As community practitioners, understanding how strength and Resilience can be used to stigmatize the Black community is important in moving towards a position of healing. As such, practitioners who witness Joy in the lives of Black youth experiencing homelessness should not be fooled into believing they are alright. Instead, similar tools used for non-Black youth should be used to probe and ask deeper questions in providing care that supports their specific needs. Building trust among Black youth is equally important, while recognizing how positions of power and privilege can advance racial inequities in support services. 

February & Forever

As February comes to a close, we acknowledge that it is an important month in the calendar year, forcing us to pause and reflect on the Canadian Black community’s contributions over the years, their different experiences, and noting that as a community, they are more than a singular identity of pain and suffering. 

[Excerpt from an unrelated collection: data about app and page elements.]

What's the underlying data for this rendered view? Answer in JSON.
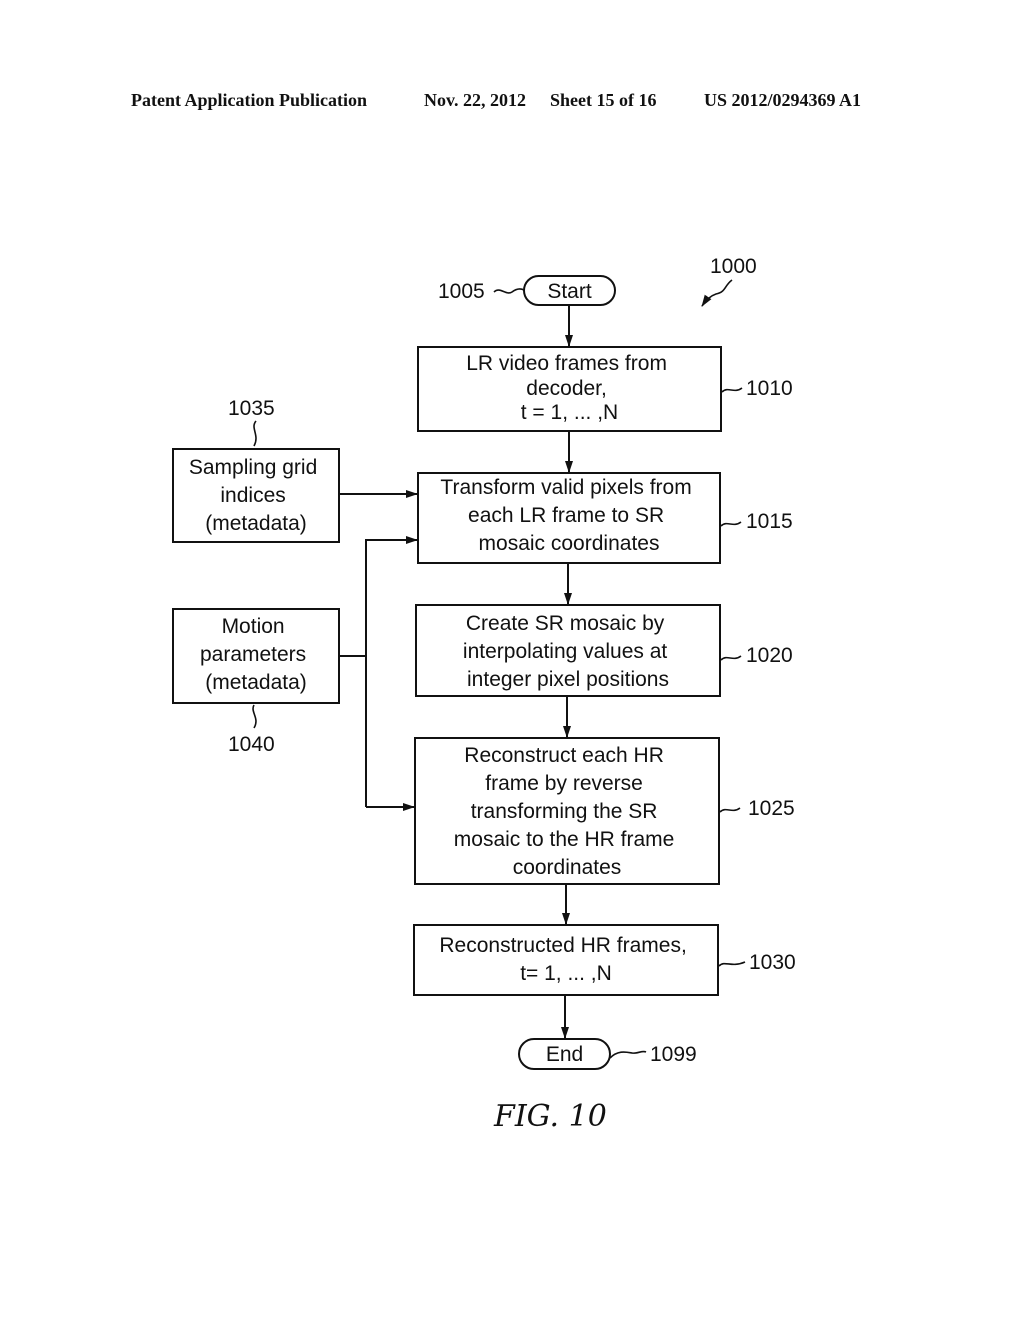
{
  "header": {
    "publication": "Patent Application Publication",
    "date": "Nov. 22, 2012",
    "sheet": "Sheet 15 of 16",
    "number": "US 2012/0294369 A1"
  },
  "diagram": {
    "figure_ref": "1000",
    "caption": "FIG. 10",
    "start": {
      "label": "Start",
      "ref": "1005"
    },
    "end": {
      "label": "End",
      "ref": "1099"
    },
    "steps": [
      {
        "ref": "1010",
        "lines": [
          "LR video frames from",
          "decoder,",
          "t = 1, ... ,N"
        ]
      },
      {
        "ref": "1015",
        "lines": [
          "Transform valid pixels from",
          "each LR frame to SR",
          "mosaic coordinates"
        ]
      },
      {
        "ref": "1020",
        "lines": [
          "Create SR mosaic by",
          "interpolating values at",
          "integer pixel positions"
        ]
      },
      {
        "ref": "1025",
        "lines": [
          "Reconstruct each HR",
          "frame by reverse",
          "transforming the SR",
          "mosaic to the HR frame",
          "coordinates"
        ]
      },
      {
        "ref": "1030",
        "lines": [
          "Reconstructed HR frames,",
          "t= 1, ... ,N"
        ]
      }
    ],
    "inputs": [
      {
        "ref": "1035",
        "lines": [
          "Sampling grid",
          "indices",
          "(metadata)"
        ]
      },
      {
        "ref": "1040",
        "lines": [
          "Motion",
          "parameters",
          "(metadata)"
        ]
      }
    ]
  }
}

Such reflections must also go beyond the month of February, and we must work to address anti-Black racism in our everyday lives. Below are some resources that are helpful in reframing our thinking beyond February:

  1. Infographic: Black History in Canada
  2. Video Series: 28 Moments of Black Canadian History
  3. Homelessness in Hiding: Our Youth Between the Cracks (Podcast)
  4. How to Make Black People Happy in February and All Year Round
  5. “They never told us that Black is beautiful”: Fostering Black joy and Pro-Blackness pedagogies in early childhood classrooms

#BlackLivesMatter #BlackJoy